=== Begin Enclosure ===

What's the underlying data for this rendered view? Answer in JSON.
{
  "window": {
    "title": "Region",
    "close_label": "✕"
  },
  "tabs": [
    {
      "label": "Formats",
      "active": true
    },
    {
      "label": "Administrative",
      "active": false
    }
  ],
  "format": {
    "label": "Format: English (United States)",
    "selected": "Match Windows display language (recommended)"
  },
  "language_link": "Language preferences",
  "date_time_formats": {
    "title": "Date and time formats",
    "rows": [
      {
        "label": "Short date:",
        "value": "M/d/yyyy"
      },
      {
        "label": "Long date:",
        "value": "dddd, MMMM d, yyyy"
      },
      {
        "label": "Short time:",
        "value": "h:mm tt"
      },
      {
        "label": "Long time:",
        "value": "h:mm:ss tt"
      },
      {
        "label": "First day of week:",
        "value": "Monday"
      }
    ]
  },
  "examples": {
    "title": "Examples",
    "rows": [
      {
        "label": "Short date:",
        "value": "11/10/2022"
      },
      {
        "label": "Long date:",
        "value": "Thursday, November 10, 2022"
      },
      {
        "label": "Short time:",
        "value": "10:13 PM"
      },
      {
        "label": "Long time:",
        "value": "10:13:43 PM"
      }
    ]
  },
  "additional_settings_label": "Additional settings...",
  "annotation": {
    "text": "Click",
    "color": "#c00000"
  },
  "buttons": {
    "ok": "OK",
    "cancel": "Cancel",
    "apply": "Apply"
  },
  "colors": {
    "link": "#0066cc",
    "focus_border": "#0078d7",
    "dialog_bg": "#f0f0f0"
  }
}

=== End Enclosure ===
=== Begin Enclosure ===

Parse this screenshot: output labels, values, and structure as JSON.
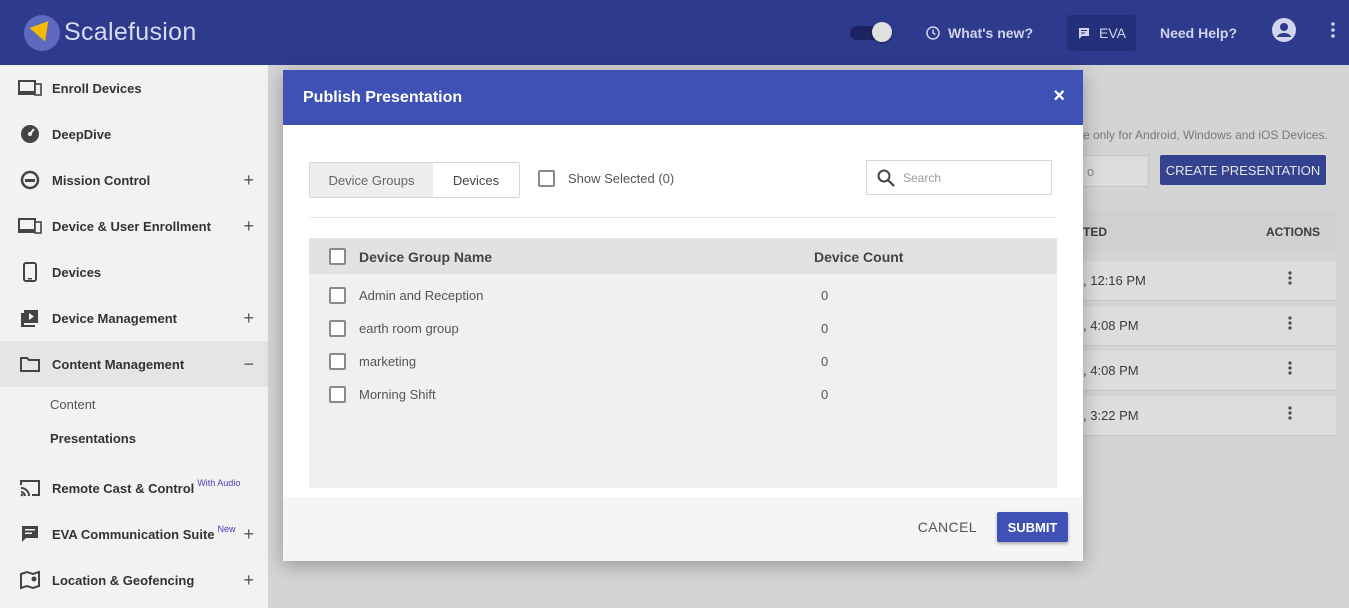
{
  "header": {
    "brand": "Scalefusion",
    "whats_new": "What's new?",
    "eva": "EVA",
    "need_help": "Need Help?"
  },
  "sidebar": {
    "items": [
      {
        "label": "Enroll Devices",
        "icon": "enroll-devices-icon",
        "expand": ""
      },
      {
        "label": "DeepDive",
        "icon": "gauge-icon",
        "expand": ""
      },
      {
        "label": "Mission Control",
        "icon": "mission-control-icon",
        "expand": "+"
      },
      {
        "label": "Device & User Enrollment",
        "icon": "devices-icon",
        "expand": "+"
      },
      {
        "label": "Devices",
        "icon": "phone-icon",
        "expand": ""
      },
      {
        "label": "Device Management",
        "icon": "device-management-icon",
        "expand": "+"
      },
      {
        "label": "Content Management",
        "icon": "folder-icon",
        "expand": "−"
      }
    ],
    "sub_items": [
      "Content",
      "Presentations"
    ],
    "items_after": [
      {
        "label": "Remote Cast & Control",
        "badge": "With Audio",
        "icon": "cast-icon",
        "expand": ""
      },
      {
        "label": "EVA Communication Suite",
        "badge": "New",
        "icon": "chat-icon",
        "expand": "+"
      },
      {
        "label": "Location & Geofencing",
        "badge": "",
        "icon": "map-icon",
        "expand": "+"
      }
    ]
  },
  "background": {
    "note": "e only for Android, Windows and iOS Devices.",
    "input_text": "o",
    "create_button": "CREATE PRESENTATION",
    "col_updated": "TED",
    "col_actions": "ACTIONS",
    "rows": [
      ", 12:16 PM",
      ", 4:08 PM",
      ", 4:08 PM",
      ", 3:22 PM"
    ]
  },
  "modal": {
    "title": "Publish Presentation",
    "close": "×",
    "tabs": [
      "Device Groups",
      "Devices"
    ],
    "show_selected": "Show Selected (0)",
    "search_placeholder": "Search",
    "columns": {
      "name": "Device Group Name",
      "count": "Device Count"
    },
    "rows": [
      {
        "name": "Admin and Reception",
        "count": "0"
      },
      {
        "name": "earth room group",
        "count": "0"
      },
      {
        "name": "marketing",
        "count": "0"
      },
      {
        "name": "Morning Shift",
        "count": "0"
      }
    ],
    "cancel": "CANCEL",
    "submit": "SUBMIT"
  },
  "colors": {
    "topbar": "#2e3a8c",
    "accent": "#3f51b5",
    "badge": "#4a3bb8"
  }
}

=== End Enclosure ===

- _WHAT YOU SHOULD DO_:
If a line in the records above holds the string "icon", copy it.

- _RESPONSE TO THE TASK_:
        "icon": "enroll-devices-icon",
        "icon": "gauge-icon",
        "icon": "mission-control-icon",
        "icon": "devices-icon",
        "icon": "phone-icon",
        "icon": "device-management-icon",
        "icon": "folder-icon",
        "icon": "cast-icon",
        "icon": "chat-icon",
        "icon": "map-icon",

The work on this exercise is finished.